How to Organise Your Diary for 2016

The new academic year is well and truly upon us. For teachers, that means the beginning of a new term, and the flurry of excited children as they charge back into the classroom, recharged and ready for the months ahead.

It can feel a little overwhelming – after all, like everyone returning to normality in January there’s a period of re-adjustment following the Christmas holiday. The key to staying on top of the coming months is to be organised – and to stay organised. Here’s how.

Firstly, use a teacher planner. At Hope, we have a range of great resources to assist with this. Any teacher will probably want more than one – a traditional diary with a full page devoted to every day is useful but what might be even more valuable is this A5 teacher planner. It’s specifically designed as a teaching aid, and inside are detailed sections to cover off duties, meetings, expenses and timetables, as well as over 200 teaching day planner pages, and a grade section with space for 40 names – more than enough to cater for the biggest of class sizes. It also has a fold academic year planner.

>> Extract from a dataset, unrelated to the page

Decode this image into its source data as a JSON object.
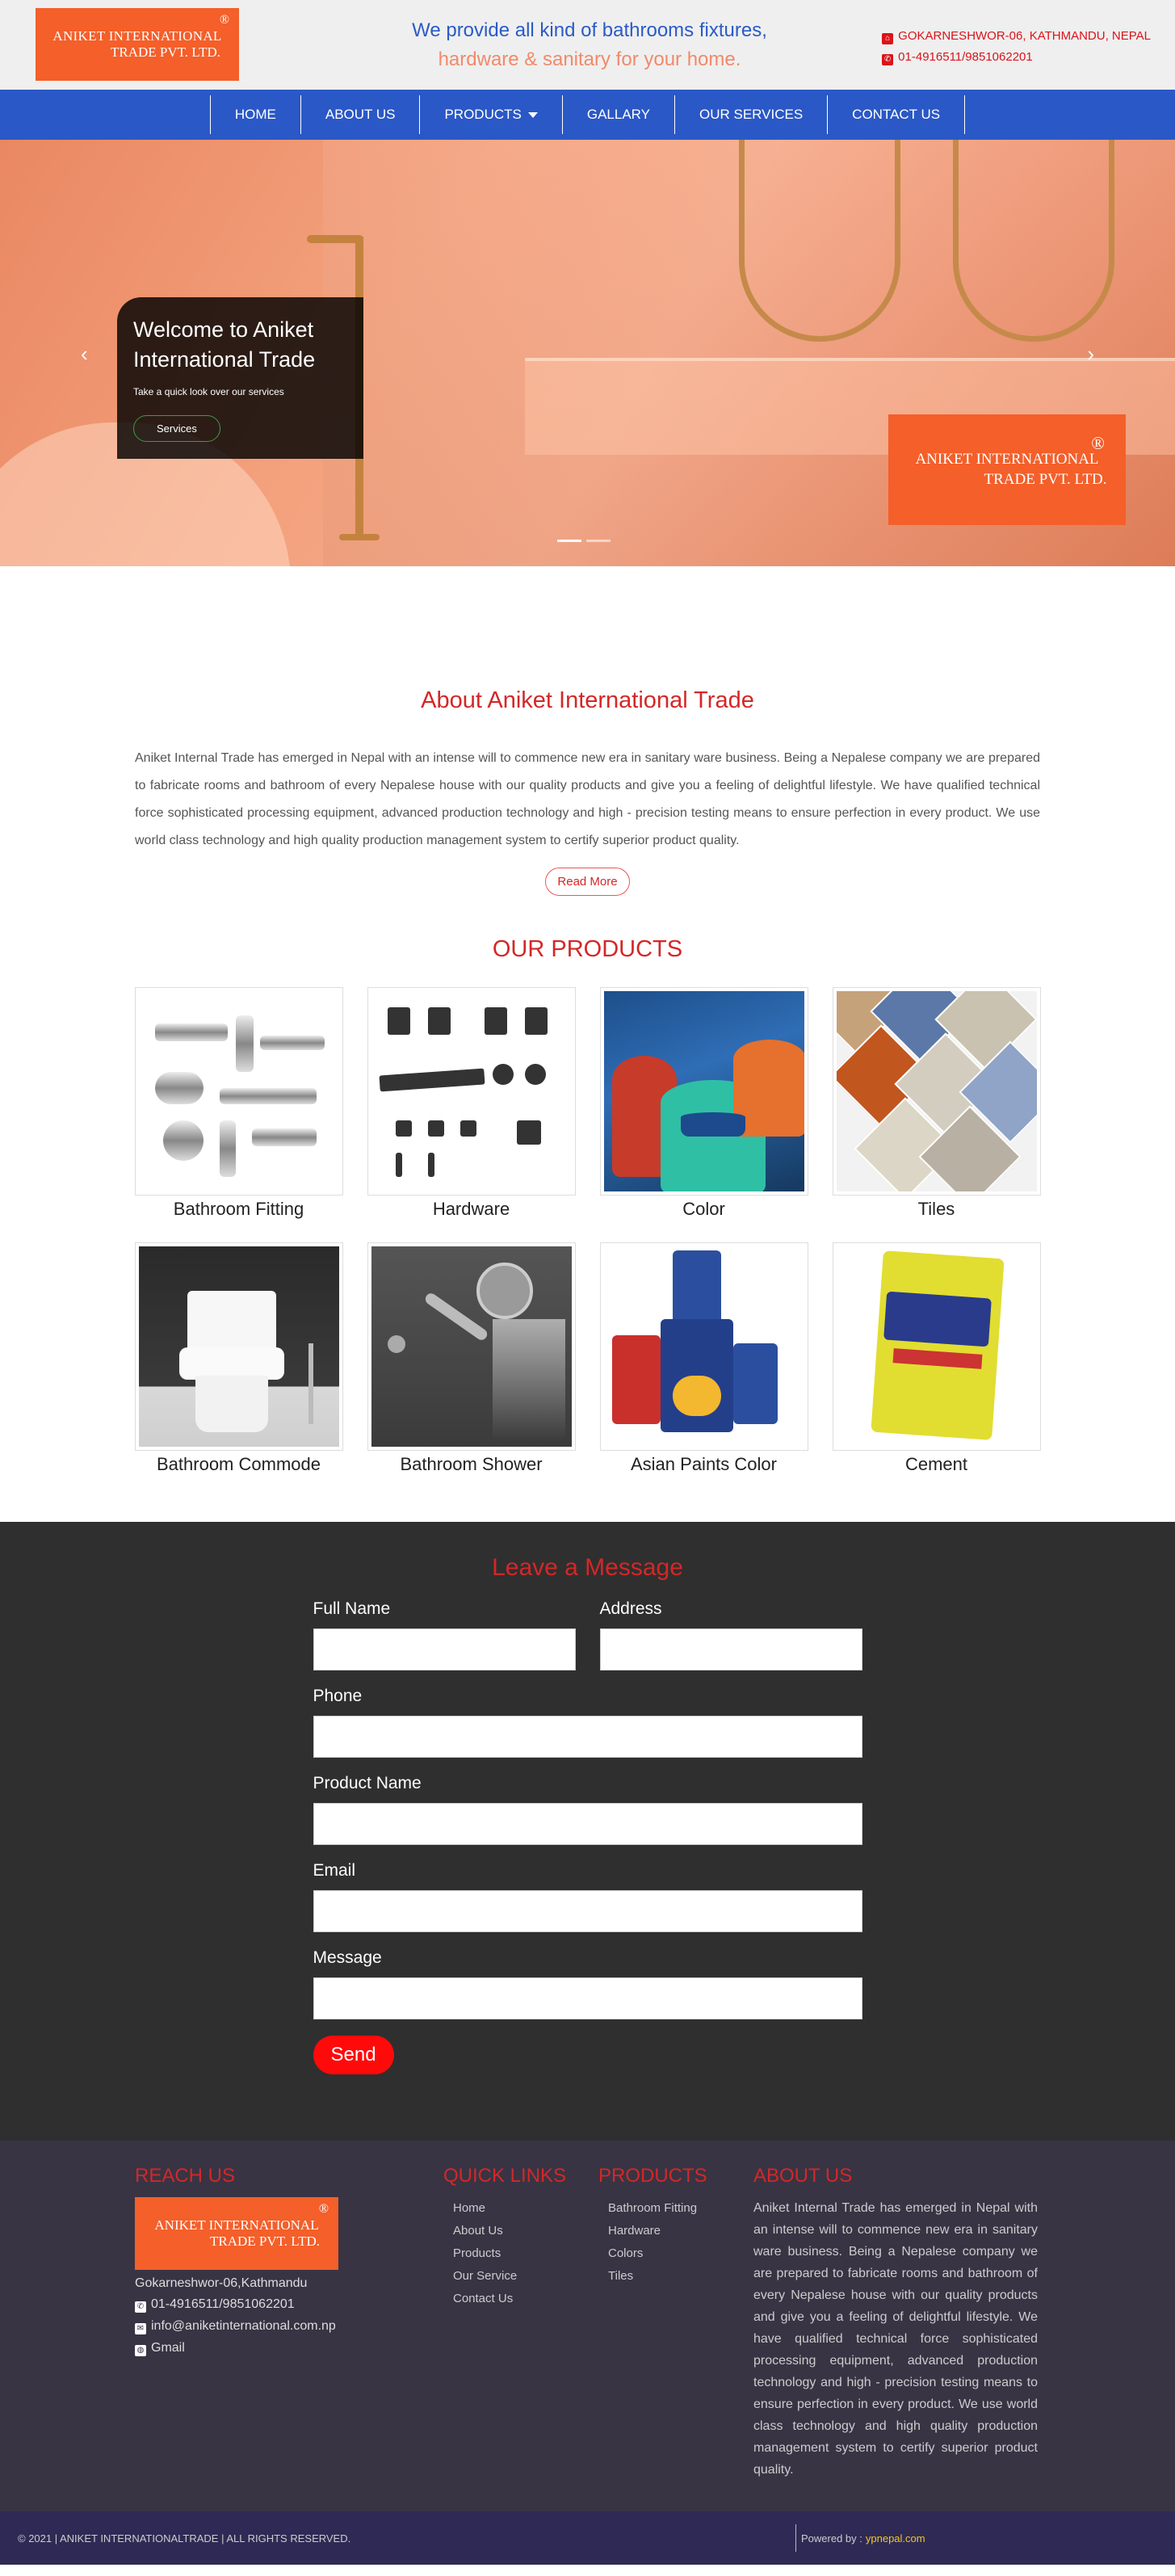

Keep this updated and close to hand as a go-to reference guide to daily tasks and deadlines. But also use an item which is larger in scale and constantly within your field of vision whenever you’re in the classroom. This Sasco Agenda Perpetual Year Planner has a practical write-on/wipe-off surface and also comes with magnetic shapes and date strips to set the planner up each year. These make it easier to keep track of important dates and events – instead of scribbling details on the board, you can colour code them so they’re instantly recognisable.

Have a bespoke colour for a particular event – red for staff meetings, yellow for parents’ evenings, blue for special events (sports days, class assemblies, dress down days, school trips), green for training days and so on. At the beginning of the calendar year, or the start of every term, plot everything on your planner and also into your diary. Then, count back from those dates and make a note of any preparation work involved.

For example – your class is hosting a school assembly at the end of February. When do you need to start planning and rehearsing for that, and how many sessions will you need to schedule in to get everything right? Factor these in – and follow the same approach with all other major events – and you’ll always be on top of workload and ahead of the game. Nothing will catch you off guard and by surprise.

These are all events which are pre-planned into the school calendar. But, as every teacher will attest, tasks crop up on a daily basis that need tackling. Ensure everything is covered by keeping a to-do list every day, listed in order of priority. Tackle each job as soon as is possible – don’t procrastinate and put anything off.

Finally, don’t just keep a clear diary – keep a clean desk. Don’t allow your workspace to get cluttered and overloaded with paper; that’s the fast track to chaos. Make a concerted effort to store documents and books elsewhere, and to tidy at least at the end of every working week if not every day.